April is World Autism Month and despite the fact that the numbers of cases of autism that are diagnosed have grown, and the increase in public exposure for people with autism, many people are still only minimally aware of the ways in which people with autism live their lives. One of the reasons for misunderstanding about the disorder is that it presents itself in a wide variety of ways and for this reason, in 2013, the decision was made by the American Psychiatric Association to merge what had been four distinct diagnoses under the single umbrella term ‘autism spectrum.’
With increasing study and recognition has also come a growing awareness of the possibilities for assisting children with autism to live up to their full potential, something of vital importance as the CDC estimates that approximately 1 in 42 boys and 1 in every 189 girls fall somewhere on the spectrum.
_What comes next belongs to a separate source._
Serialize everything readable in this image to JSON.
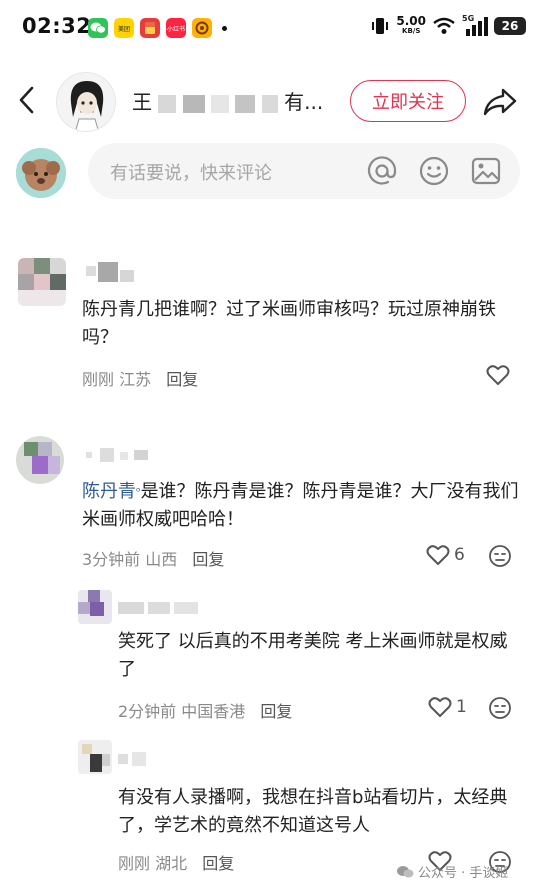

A move to integrate children with autism directly into the mainstream classroom combined with some high profile people, such as Leonel Messi who has Asperger syndrome, demonstrating that people with autism are capable of amazing things, and in general the move toward supporting children with autism is becoming more commonplace.
Each year around 50,000 teenagers with autism become adults, thereby losing the school-based services that were provided, and finding themselves in a vacuum. Many of these new adults are high functioning people with a strong desire to continue to be part of the broader society. Unfortunately, an area that has not yet seen the attention that it needs is the creation of services to support those children as they move into adulthood. One part of being an adult is finding gainful employment, but adults with autism are less likely to find employment than those with many other types of developmental disabilities. The reasons for this interested Anne Roux, a research scientist at the AJ Drexel Austism Institute in Philadelphia, as she explained in an interview with NPR:
“When we learned that last year – that about 40 percent of people [on the autism spectrum] were never getting employment or continuing their education – we wondered, ‘Why is that, and what happens to them?'”
The study that was conducted revealed that there were strong indications that a lack of resources designed to help adults was a weighty factor in this unemployment experience. It is both a matter of supporting people with autism as they try to enter the workplace and also educating the employer as to the unique and beneficial aspects of workers with autism. These types of education and support programs are beginning to make headway for employees and employers alike. One company, however, stumbled across the advantageous connection almost by accident.
Buildpl8, a New Jersey-based company founded by Gerry Libertelli, is an additive manufacturing factory that works with a wide variety of customers to produce runs of items on demand. One day, while experimenting with different 3D printers, he decided to work with a model of a fidget ring, a kind of ring designed to allow its user to turn it and thereby refocus some of their energy, to run his tests. After he had produced the piece, he showed it to Jessica Zufall, the CEO of Special Citizens, an organization dedicated to helping people with autism become successful members of the workforce. It was then that Libertelli realized that his company might not just produce things that help the people who Special Citizens works to assist, but actually be able to employ some of people for whom they advocate.
Thus was born the Shopify store for The Calmring and its special management team consisting of people with autism who are supported by Special Citizens. But Libertelli quickly recognized that there were ways to expand the Shopify store to include a line of products developed to help people with autism, all while creating much-needed employment opportunities. As he explained:
The key to expanding employment opportunities in 3D printing for adults with autism is the recognition of the set of skills that they may bring and education on the part of the employers as to how to recognize the potential connections in ways that a typical job interview might not have demonstrated and the understanding that these are actual jobs, not charitable burdens. The repetitive behaviors, challenges with social skills, and unique communication skills may make it difficult for employers to see the attention to detail, intense focus, or facility with numbers and patterns that make excellent employees, especially in a technology-oriented, precision-driven field like 3D printing. And Zufall sees this intersection between 3D printing and growth in employment opportunities as just the beginning:
“Calmring is going to be one of many products produced by buildpl8, we anticipate it will be part of a collection we call ‘Positools,’ a site dedicated to items for people with intellectual/developmental disabilities. Being able to offer employment opportunities to people Special Citizens supports has been an added bonus to this project and I am excited to be offering a real life job experience to this group of talented people.”
“Having the ability to pilot the Calmring has been very exciting for our organization. The fact that this pilot has resulted in employment opportunities for people we support is extraordinary and we are so excited to expand the skill sets for each person so they may continue to move on to more competitive employment.”
While the end goal may seem distant, the employment provided by buildpl8 has provided a meaningful experience for a small group of people and an exciting boost to morale to those who spend so much of their time advocating for adults with autism, whether as members of an organization like Special Citizens or for individual advocates in families and communities. Discuss in the Autism forum at 3DPB.com.